__DIRECTIONS__:
From the entries, copy each line that includes "수질개선".

__Data about app and page elements__:
···

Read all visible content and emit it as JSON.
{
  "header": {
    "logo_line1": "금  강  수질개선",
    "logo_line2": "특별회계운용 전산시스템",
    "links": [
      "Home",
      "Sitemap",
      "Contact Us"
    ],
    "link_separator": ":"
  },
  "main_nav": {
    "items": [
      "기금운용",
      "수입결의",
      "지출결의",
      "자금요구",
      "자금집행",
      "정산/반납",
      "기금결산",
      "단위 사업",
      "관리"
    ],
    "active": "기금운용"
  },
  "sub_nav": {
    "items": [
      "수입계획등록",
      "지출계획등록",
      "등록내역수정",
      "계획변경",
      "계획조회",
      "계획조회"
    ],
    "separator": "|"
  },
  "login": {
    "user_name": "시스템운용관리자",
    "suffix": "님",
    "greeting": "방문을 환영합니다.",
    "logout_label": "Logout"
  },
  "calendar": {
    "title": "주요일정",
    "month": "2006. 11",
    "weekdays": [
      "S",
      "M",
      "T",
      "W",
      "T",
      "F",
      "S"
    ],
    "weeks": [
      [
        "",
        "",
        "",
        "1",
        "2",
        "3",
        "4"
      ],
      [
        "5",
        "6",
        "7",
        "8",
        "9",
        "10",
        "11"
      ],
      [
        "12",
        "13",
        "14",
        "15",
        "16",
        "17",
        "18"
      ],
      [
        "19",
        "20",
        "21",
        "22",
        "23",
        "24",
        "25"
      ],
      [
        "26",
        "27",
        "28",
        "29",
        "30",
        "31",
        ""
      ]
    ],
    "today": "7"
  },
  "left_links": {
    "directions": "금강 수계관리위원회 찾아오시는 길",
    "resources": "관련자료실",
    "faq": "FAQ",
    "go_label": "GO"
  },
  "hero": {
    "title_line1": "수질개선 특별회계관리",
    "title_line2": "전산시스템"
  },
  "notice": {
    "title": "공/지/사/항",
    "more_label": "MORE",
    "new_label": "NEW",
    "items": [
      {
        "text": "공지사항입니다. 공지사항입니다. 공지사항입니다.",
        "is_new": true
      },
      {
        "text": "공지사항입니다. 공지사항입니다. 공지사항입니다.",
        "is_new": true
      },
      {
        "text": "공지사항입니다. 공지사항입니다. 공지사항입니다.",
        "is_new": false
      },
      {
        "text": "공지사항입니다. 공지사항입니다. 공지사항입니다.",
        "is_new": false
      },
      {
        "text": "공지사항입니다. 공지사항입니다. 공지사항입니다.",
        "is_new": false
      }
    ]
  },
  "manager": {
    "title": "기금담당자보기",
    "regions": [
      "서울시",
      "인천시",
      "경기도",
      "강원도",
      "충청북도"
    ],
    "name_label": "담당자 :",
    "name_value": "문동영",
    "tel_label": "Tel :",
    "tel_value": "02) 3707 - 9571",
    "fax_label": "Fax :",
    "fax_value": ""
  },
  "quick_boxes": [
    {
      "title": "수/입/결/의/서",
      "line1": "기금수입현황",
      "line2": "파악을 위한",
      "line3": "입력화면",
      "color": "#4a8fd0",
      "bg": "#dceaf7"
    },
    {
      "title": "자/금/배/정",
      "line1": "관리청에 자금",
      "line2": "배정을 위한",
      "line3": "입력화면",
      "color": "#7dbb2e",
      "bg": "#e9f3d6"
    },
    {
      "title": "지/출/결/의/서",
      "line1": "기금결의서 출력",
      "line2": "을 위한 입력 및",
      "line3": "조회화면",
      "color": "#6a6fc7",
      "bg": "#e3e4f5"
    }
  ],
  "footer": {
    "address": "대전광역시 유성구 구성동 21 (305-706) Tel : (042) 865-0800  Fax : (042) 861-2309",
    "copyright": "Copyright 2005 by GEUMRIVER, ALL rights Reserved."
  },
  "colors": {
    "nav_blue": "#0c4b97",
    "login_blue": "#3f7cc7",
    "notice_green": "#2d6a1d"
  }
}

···

__TASK RESPONSE__:
    "logo_line1": "금  강  수질개선",
    "title_line1": "수질개선 특별회계관리",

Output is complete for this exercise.